_Task requirements_
Can you restate the records below word for word?

_Collected data entries_
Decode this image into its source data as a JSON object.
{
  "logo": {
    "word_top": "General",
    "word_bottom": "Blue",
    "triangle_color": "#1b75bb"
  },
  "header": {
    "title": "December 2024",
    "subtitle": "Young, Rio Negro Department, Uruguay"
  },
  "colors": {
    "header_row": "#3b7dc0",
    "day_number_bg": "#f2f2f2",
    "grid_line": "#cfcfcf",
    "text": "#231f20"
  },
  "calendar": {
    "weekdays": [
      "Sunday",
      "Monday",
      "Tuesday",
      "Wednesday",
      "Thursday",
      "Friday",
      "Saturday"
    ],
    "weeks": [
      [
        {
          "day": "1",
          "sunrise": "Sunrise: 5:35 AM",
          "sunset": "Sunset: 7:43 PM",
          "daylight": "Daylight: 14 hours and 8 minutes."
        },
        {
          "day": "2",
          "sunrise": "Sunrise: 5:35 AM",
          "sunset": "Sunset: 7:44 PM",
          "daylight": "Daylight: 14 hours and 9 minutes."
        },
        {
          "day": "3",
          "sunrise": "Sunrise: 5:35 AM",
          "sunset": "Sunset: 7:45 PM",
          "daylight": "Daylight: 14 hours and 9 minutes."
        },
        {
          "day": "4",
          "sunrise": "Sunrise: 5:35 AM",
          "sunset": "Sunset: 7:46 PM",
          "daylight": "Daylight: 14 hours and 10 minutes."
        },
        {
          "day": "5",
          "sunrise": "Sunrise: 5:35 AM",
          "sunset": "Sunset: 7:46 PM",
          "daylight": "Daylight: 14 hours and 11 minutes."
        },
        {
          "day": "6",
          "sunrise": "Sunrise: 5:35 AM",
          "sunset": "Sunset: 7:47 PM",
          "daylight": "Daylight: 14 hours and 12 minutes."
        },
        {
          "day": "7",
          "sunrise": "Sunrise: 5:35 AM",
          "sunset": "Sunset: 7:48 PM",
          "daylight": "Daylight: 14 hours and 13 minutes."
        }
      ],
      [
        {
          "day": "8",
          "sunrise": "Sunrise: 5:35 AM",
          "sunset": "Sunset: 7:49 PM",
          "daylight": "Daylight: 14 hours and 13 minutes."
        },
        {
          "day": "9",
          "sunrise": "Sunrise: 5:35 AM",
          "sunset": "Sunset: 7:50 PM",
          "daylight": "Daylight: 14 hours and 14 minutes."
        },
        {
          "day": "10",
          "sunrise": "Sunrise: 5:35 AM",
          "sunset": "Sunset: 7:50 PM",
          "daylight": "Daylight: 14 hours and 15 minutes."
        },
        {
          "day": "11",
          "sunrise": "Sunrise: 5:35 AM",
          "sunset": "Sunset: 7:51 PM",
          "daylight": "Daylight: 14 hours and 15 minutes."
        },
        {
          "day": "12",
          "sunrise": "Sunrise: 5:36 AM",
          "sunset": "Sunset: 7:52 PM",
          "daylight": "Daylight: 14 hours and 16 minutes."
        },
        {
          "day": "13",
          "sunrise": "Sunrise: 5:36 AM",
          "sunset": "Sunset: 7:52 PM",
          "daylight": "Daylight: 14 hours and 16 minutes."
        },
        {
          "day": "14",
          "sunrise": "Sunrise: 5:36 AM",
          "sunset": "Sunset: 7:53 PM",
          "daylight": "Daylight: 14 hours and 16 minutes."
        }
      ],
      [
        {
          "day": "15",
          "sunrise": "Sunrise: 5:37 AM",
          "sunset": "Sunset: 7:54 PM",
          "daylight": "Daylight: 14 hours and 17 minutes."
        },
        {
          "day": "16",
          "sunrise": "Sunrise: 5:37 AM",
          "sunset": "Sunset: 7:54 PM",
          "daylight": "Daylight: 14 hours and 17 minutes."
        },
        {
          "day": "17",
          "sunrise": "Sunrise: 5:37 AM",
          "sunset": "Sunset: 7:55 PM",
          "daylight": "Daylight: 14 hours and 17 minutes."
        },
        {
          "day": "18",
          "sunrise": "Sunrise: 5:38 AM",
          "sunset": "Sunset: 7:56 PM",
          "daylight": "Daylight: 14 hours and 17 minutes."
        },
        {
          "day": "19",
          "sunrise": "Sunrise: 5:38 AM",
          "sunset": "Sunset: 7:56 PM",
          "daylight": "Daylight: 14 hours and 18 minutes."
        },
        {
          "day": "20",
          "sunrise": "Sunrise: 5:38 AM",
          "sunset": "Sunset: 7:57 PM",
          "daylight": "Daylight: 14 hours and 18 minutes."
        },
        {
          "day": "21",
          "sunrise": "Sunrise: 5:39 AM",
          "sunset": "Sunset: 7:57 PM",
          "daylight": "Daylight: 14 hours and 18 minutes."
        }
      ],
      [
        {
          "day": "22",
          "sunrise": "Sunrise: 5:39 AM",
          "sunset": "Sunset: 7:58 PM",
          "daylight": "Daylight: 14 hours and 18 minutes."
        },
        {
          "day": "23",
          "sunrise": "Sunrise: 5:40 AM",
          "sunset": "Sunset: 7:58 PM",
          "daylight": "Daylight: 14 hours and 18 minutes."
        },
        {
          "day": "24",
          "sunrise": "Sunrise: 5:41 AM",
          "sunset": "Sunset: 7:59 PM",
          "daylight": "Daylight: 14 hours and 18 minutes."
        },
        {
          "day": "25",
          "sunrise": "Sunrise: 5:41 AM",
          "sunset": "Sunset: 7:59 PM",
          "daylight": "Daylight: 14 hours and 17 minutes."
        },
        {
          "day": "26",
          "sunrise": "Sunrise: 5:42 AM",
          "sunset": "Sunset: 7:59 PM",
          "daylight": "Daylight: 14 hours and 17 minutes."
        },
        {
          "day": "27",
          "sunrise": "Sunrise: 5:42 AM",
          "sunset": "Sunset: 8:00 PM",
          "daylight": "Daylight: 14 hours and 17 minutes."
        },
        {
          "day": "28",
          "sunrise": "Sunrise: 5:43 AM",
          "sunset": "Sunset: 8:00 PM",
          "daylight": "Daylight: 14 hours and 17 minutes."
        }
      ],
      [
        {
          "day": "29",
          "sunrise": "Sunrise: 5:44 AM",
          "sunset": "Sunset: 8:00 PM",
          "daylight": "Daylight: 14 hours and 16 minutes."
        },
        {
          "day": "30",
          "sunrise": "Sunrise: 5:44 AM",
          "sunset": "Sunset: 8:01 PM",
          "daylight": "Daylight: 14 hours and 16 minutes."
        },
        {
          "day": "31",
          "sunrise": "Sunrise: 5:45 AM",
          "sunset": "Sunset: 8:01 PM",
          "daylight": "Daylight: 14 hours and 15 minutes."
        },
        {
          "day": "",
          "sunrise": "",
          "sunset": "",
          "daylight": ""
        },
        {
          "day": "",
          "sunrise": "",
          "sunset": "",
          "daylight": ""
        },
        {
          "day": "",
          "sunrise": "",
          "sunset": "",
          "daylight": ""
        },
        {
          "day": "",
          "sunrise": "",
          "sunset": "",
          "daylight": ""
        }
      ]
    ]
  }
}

_Reply to the task_
Decode this image into its source data as a JSON object.
{
  "logo": {
    "word_top": "General",
    "word_bottom": "Blue",
    "triangle_color": "#1b75bb"
  },
  "header": {
    "title": "December 2024",
    "subtitle": "Young, Rio Negro Department, Uruguay"
  },
  "colors": {
    "header_row": "#3b7dc0",
    "day_number_bg": "#f2f2f2",
    "grid_line": "#cfcfcf",
    "text": "#231f20"
  },
  "calendar": {
    "weekdays": [
      "Sunday",
      "Monday",
      "Tuesday",
      "Wednesday",
      "Thursday",
      "Friday",
      "Saturday"
    ],
    "weeks": [
      [
        {
          "day": "1",
          "sunrise": "Sunrise: 5:35 AM",
          "sunset": "Sunset: 7:43 PM",
          "daylight": "Daylight: 14 hours and 8 minutes."
        },
        {
          "day": "2",
          "sunrise": "Sunrise: 5:35 AM",
          "sunset": "Sunset: 7:44 PM",
          "daylight": "Daylight: 14 hours and 9 minutes."
        },
        {
          "day": "3",
          "sunrise": "Sunrise: 5:35 AM",
          "sunset": "Sunset: 7:45 PM",
          "daylight": "Daylight: 14 hours and 9 minutes."
        },
        {
          "day": "4",
          "sunrise": "Sunrise: 5:35 AM",
          "sunset": "Sunset: 7:46 PM",
          "daylight": "Daylight: 14 hours and 10 minutes."
        },
        {
          "day": "5",
          "sunrise": "Sunrise: 5:35 AM",
          "sunset": "Sunset: 7:46 PM",
          "daylight": "Daylight: 14 hours and 11 minutes."
        },
        {
          "day": "6",
          "sunrise": "Sunrise: 5:35 AM",
          "sunset": "Sunset: 7:47 PM",
          "daylight": "Daylight: 14 hours and 12 minutes."
        },
        {
          "day": "7",
          "sunrise": "Sunrise: 5:35 AM",
          "sunset": "Sunset: 7:48 PM",
          "daylight": "Daylight: 14 hours and 13 minutes."
        }
      ],
      [
        {
          "day": "8",
          "sunrise": "Sunrise: 5:35 AM",
          "sunset": "Sunset: 7:49 PM",
          "daylight": "Daylight: 14 hours and 13 minutes."
        },
        {
          "day": "9",
          "sunrise": "Sunrise: 5:35 AM",
          "sunset": "Sunset: 7:50 PM",
          "daylight": "Daylight: 14 hours and 14 minutes."
        },
        {
          "day": "10",
          "sunrise": "Sunrise: 5:35 AM",
          "sunset": "Sunset: 7:50 PM",
          "daylight": "Daylight: 14 hours and 15 minutes."
        },
        {
          "day": "11",
          "sunrise": "Sunrise: 5:35 AM",
          "sunset": "Sunset: 7:51 PM",
          "daylight": "Daylight: 14 hours and 15 minutes."
        },
        {
          "day": "12",
          "sunrise": "Sunrise: 5:36 AM",
          "sunset": "Sunset: 7:52 PM",
          "daylight": "Daylight: 14 hours and 16 minutes."
        },
        {
          "day": "13",
          "sunrise": "Sunrise: 5:36 AM",
          "sunset": "Sunset: 7:52 PM",
          "daylight": "Daylight: 14 hours and 16 minutes."
        },
        {
          "day": "14",
          "sunrise": "Sunrise: 5:36 AM",
          "sunset": "Sunset: 7:53 PM",
          "daylight": "Daylight: 14 hours and 16 minutes."
        }
      ],
      [
        {
          "day": "15",
          "sunrise": "Sunrise: 5:37 AM",
          "sunset": "Sunset: 7:54 PM",
          "daylight": "Daylight: 14 hours and 17 minutes."
        },
        {
          "day": "16",
          "sunrise": "Sunrise: 5:37 AM",
          "sunset": "Sunset: 7:54 PM",
          "daylight": "Daylight: 14 hours and 17 minutes."
        },
        {
          "day": "17",
          "sunrise": "Sunrise: 5:37 AM",
          "sunset": "Sunset: 7:55 PM",
          "daylight": "Daylight: 14 hours and 17 minutes."
        },
        {
          "day": "18",
          "sunrise": "Sunrise: 5:38 AM",
          "sunset": "Sunset: 7:56 PM",
          "daylight": "Daylight: 14 hours and 17 minutes."
        },
        {
          "day": "19",
          "sunrise": "Sunrise: 5:38 AM",
          "sunset": "Sunset: 7:56 PM",
          "daylight": "Daylight: 14 hours and 18 minutes."
        },
        {
          "day": "20",
          "sunrise": "Sunrise: 5:38 AM",
          "sunset": "Sunset: 7:57 PM",
          "daylight": "Daylight: 14 hours and 18 minutes."
        },
        {
          "day": "21",
          "sunrise": "Sunrise: 5:39 AM",
          "sunset": "Sunset: 7:57 PM",
          "daylight": "Daylight: 14 hours and 18 minutes."
        }
      ],
      [
        {
          "day": "22",
          "sunrise": "Sunrise: 5:39 AM",
          "sunset": "Sunset: 7:58 PM",
          "daylight": "Daylight: 14 hours and 18 minutes."
        },
        {
          "day": "23",
          "sunrise": "Sunrise: 5:40 AM",
          "sunset": "Sunset: 7:58 PM",
          "daylight": "Daylight: 14 hours and 18 minutes."
        },
        {
          "day": "24",
          "sunrise": "Sunrise: 5:41 AM",
          "sunset": "Sunset: 7:59 PM",
          "daylight": "Daylight: 14 hours and 18 minutes."
        },
        {
          "day": "25",
          "sunrise": "Sunrise: 5:41 AM",
          "sunset": "Sunset: 7:59 PM",
          "daylight": "Daylight: 14 hours and 17 minutes."
        },
        {
          "day": "26",
          "sunrise": "Sunrise: 5:42 AM",
          "sunset": "Sunset: 7:59 PM",
          "daylight": "Daylight: 14 hours and 17 minutes."
        },
        {
          "day": "27",
          "sunrise": "Sunrise: 5:42 AM",
          "sunset": "Sunset: 8:00 PM",
          "daylight": "Daylight: 14 hours and 17 minutes."
        },
        {
          "day": "28",
          "sunrise": "Sunrise: 5:43 AM",
          "sunset": "Sunset: 8:00 PM",
          "daylight": "Daylight: 14 hours and 17 minutes."
        }
      ],
      [
        {
          "day": "29",
          "sunrise": "Sunrise: 5:44 AM",
          "sunset": "Sunset: 8:00 PM",
          "daylight": "Daylight: 14 hours and 16 minutes."
        },
        {
          "day": "30",
          "sunrise": "Sunrise: 5:44 AM",
          "sunset": "Sunset: 8:01 PM",
          "daylight": "Daylight: 14 hours and 16 minutes."
        },
        {
          "day": "31",
          "sunrise": "Sunrise: 5:45 AM",
          "sunset": "Sunset: 8:01 PM",
          "daylight": "Daylight: 14 hours and 15 minutes."
        },
        {
          "day": "",
          "sunrise": "",
          "sunset": "",
          "daylight": ""
        },
        {
          "day": "",
          "sunrise": "",
          "sunset": "",
          "daylight": ""
        },
        {
          "day": "",
          "sunrise": "",
          "sunset": "",
          "daylight": ""
        },
        {
          "day": "",
          "sunrise": "",
          "sunset": "",
          "daylight": ""
        }
      ]
    ]
  }
}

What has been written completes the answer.